_Exercise details_
The answer should reproduce every entry exactly and contain no images.

_Data_
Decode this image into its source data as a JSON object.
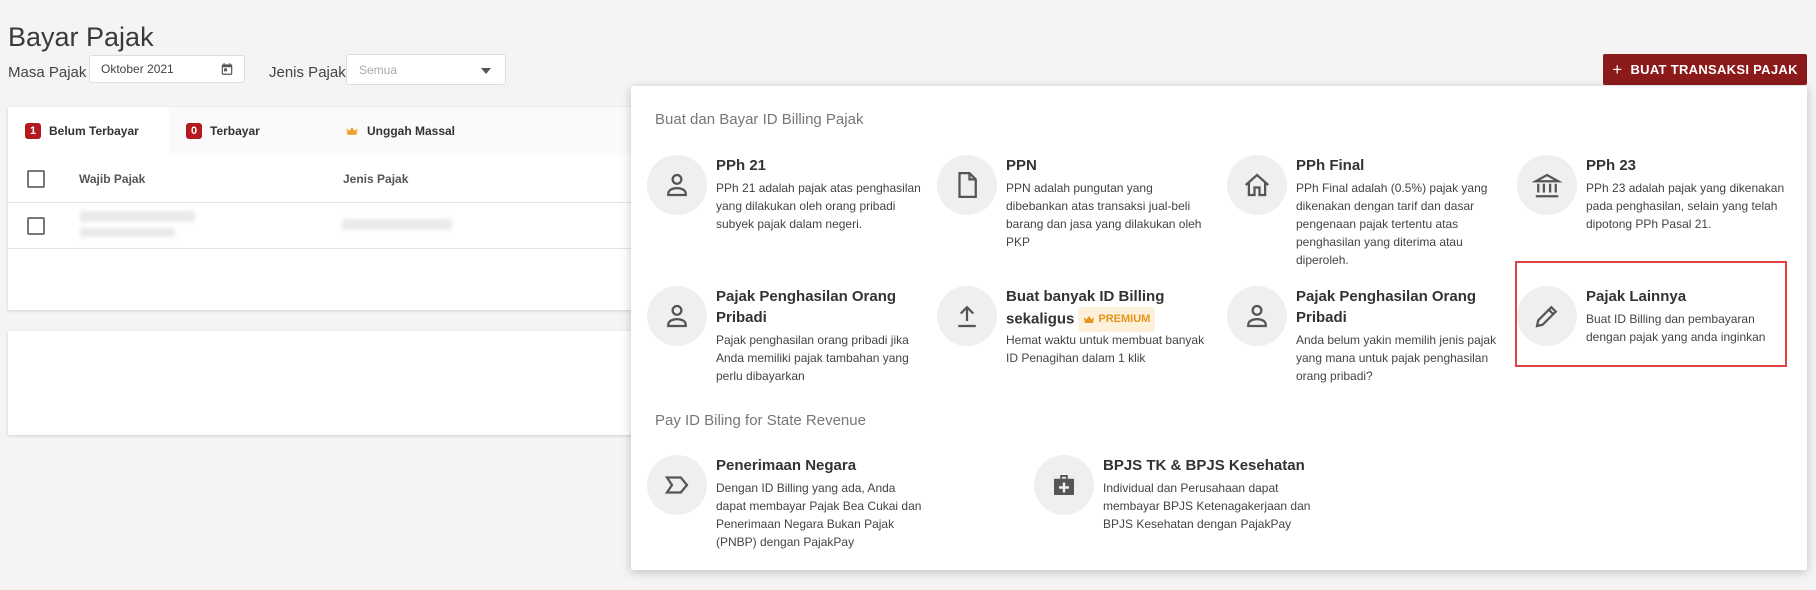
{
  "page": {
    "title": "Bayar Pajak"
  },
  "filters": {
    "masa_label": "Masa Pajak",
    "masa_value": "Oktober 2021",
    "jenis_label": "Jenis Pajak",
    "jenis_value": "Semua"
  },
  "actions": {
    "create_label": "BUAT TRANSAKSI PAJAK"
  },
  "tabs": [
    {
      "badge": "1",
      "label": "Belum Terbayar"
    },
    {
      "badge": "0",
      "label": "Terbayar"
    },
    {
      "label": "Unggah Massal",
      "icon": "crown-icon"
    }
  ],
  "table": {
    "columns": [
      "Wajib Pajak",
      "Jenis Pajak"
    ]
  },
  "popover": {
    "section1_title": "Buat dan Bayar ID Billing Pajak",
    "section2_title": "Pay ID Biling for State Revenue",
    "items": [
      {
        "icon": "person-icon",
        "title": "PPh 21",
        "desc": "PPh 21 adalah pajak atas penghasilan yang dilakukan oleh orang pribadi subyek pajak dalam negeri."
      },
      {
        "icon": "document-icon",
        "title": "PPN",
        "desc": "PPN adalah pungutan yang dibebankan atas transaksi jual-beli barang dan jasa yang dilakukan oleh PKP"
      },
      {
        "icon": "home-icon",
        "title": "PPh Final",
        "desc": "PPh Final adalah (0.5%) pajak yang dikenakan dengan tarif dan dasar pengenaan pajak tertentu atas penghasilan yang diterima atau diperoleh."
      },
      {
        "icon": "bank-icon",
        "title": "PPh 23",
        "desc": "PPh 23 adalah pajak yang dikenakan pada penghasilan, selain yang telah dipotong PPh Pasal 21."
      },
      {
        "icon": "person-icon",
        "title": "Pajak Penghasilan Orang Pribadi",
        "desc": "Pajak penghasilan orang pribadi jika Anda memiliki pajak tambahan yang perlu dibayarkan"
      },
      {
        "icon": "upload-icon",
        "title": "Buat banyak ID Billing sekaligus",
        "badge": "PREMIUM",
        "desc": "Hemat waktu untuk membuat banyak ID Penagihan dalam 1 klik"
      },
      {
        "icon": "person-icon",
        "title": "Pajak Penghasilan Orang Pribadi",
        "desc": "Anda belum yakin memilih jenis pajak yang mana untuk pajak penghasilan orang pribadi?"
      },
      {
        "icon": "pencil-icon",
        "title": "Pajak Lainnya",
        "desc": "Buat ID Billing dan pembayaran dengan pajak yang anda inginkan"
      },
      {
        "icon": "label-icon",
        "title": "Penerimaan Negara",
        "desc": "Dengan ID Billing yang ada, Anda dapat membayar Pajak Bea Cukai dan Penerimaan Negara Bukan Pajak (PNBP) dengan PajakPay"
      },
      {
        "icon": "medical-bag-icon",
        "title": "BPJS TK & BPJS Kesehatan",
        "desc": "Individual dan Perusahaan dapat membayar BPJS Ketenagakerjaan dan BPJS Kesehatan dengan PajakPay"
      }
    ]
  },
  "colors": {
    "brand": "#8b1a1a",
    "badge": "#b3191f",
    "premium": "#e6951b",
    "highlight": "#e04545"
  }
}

_Solution_
Decode this image into its source data as a JSON object.
{
  "page": {
    "title": "Bayar Pajak"
  },
  "filters": {
    "masa_label": "Masa Pajak",
    "masa_value": "Oktober 2021",
    "jenis_label": "Jenis Pajak",
    "jenis_value": "Semua"
  },
  "actions": {
    "create_label": "BUAT TRANSAKSI PAJAK"
  },
  "tabs": [
    {
      "badge": "1",
      "label": "Belum Terbayar"
    },
    {
      "badge": "0",
      "label": "Terbayar"
    },
    {
      "label": "Unggah Massal",
      "icon": "crown-icon"
    }
  ],
  "table": {
    "columns": [
      "Wajib Pajak",
      "Jenis Pajak"
    ]
  },
  "popover": {
    "section1_title": "Buat dan Bayar ID Billing Pajak",
    "section2_title": "Pay ID Biling for State Revenue",
    "items": [
      {
        "icon": "person-icon",
        "title": "PPh 21",
        "desc": "PPh 21 adalah pajak atas penghasilan yang dilakukan oleh orang pribadi subyek pajak dalam negeri."
      },
      {
        "icon": "document-icon",
        "title": "PPN",
        "desc": "PPN adalah pungutan yang dibebankan atas transaksi jual-beli barang dan jasa yang dilakukan oleh PKP"
      },
      {
        "icon": "home-icon",
        "title": "PPh Final",
        "desc": "PPh Final adalah (0.5%) pajak yang dikenakan dengan tarif dan dasar pengenaan pajak tertentu atas penghasilan yang diterima atau diperoleh."
      },
      {
        "icon": "bank-icon",
        "title": "PPh 23",
        "desc": "PPh 23 adalah pajak yang dikenakan pada penghasilan, selain yang telah dipotong PPh Pasal 21."
      },
      {
        "icon": "person-icon",
        "title": "Pajak Penghasilan Orang Pribadi",
        "desc": "Pajak penghasilan orang pribadi jika Anda memiliki pajak tambahan yang perlu dibayarkan"
      },
      {
        "icon": "upload-icon",
        "title": "Buat banyak ID Billing sekaligus",
        "badge": "PREMIUM",
        "desc": "Hemat waktu untuk membuat banyak ID Penagihan dalam 1 klik"
      },
      {
        "icon": "person-icon",
        "title": "Pajak Penghasilan Orang Pribadi",
        "desc": "Anda belum yakin memilih jenis pajak yang mana untuk pajak penghasilan orang pribadi?"
      },
      {
        "icon": "pencil-icon",
        "title": "Pajak Lainnya",
        "desc": "Buat ID Billing dan pembayaran dengan pajak yang anda inginkan"
      },
      {
        "icon": "label-icon",
        "title": "Penerimaan Negara",
        "desc": "Dengan ID Billing yang ada, Anda dapat membayar Pajak Bea Cukai dan Penerimaan Negara Bukan Pajak (PNBP) dengan PajakPay"
      },
      {
        "icon": "medical-bag-icon",
        "title": "BPJS TK & BPJS Kesehatan",
        "desc": "Individual dan Perusahaan dapat membayar BPJS Ketenagakerjaan dan BPJS Kesehatan dengan PajakPay"
      }
    ]
  },
  "colors": {
    "brand": "#8b1a1a",
    "badge": "#b3191f",
    "premium": "#e6951b",
    "highlight": "#e04545"
  }
}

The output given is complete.